Data for review:

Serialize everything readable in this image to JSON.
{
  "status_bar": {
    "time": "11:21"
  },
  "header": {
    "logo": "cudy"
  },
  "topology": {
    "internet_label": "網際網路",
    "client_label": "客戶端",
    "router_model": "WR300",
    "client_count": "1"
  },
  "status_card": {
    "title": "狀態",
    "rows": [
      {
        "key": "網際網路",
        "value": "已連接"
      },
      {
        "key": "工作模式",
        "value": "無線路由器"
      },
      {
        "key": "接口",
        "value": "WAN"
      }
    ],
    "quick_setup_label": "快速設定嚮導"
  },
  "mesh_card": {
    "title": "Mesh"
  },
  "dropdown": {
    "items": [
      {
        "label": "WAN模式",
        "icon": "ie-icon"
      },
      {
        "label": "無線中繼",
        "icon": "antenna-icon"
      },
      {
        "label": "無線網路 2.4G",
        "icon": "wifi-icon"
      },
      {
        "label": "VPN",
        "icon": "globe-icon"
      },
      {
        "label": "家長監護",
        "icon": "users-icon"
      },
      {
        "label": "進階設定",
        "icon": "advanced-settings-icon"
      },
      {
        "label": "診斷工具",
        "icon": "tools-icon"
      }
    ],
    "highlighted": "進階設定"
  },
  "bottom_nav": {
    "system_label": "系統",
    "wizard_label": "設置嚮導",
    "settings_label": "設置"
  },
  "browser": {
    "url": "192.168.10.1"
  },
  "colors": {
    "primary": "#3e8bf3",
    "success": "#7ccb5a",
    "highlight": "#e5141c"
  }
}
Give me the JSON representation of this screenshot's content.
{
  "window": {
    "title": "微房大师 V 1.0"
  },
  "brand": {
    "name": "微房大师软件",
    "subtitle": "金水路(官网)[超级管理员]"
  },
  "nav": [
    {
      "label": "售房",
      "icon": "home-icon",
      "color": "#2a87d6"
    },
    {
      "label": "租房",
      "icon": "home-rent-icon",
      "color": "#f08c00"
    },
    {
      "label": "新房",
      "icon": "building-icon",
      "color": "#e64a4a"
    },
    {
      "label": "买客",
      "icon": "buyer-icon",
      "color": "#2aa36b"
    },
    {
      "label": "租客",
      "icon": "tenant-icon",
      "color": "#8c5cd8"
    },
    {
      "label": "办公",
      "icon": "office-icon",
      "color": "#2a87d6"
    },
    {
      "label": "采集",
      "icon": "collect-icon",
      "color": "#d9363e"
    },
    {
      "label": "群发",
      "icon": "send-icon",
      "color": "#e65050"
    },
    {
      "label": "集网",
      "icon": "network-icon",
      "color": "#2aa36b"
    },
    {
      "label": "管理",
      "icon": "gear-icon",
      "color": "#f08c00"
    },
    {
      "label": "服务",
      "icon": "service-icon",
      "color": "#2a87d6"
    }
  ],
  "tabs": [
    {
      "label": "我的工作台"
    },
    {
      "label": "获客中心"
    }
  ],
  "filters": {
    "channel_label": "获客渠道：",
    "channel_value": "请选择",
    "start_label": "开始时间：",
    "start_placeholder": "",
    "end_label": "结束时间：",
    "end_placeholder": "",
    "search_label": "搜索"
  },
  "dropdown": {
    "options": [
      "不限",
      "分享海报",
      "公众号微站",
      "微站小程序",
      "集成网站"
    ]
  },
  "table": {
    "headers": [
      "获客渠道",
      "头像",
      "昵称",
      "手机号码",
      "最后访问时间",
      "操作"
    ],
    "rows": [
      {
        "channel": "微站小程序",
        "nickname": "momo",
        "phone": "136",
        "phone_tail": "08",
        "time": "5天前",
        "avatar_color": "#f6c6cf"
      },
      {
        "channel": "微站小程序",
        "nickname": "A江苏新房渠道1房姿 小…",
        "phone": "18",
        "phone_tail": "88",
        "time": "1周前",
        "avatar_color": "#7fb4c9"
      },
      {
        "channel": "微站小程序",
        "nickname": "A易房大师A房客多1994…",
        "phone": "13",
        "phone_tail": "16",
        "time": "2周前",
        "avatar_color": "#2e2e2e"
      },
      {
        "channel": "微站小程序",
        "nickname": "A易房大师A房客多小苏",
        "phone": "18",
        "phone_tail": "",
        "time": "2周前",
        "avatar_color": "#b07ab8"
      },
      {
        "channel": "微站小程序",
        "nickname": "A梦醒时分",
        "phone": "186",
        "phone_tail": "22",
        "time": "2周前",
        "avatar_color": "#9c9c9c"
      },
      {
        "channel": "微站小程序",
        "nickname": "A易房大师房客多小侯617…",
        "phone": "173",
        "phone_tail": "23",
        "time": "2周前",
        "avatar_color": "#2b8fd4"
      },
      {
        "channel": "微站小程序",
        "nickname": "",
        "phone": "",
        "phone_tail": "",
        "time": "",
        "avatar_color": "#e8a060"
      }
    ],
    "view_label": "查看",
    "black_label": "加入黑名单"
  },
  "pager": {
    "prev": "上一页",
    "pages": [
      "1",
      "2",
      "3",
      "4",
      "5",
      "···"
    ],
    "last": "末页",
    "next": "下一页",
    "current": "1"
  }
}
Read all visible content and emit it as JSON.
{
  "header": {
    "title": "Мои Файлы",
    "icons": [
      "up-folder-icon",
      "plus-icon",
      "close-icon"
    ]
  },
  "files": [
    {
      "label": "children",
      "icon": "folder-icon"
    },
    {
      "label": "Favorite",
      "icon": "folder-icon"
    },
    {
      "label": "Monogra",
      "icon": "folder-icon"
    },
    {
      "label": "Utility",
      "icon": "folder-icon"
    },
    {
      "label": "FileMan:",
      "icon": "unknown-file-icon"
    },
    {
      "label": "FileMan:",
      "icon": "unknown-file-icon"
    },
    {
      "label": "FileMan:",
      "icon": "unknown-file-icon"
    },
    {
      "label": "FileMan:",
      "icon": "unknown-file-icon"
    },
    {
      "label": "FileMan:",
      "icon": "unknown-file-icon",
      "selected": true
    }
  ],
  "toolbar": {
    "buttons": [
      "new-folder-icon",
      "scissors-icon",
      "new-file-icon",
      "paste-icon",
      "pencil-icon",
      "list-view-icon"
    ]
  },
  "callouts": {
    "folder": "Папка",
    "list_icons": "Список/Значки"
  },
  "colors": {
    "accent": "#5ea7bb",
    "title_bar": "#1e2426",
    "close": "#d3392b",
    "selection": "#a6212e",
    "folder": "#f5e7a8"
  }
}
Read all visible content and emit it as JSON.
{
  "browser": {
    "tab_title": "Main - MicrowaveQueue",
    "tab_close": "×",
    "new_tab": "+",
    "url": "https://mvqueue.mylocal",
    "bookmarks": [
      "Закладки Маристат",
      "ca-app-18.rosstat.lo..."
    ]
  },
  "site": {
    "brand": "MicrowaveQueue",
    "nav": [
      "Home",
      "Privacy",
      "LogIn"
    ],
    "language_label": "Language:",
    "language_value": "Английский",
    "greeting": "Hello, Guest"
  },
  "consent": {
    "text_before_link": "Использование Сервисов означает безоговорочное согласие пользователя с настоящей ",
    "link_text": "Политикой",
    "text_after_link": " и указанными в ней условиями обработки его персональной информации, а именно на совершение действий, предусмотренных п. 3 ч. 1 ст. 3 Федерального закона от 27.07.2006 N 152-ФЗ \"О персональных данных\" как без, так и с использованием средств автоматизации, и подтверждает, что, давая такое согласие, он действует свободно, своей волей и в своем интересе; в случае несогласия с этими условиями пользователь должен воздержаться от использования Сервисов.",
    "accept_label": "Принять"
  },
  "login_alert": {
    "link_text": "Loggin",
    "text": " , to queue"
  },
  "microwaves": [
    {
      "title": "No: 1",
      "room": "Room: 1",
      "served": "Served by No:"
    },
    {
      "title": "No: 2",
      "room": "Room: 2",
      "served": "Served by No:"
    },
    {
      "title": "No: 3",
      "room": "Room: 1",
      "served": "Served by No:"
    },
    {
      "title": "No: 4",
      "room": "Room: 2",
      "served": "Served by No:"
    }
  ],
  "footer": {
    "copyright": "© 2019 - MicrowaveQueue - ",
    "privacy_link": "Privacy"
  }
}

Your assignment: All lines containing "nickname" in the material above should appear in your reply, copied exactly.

Expected answer:
        "nickname": "momo",
        "nickname": "A江苏新房渠道1房姿 小…",
        "nickname": "A易房大师A房客多1994…",
        "nickname": "A易房大师A房客多小苏",
        "nickname": "A梦醒时分",
        "nickname": "A易房大师房客多小侯617…",
        "nickname": "",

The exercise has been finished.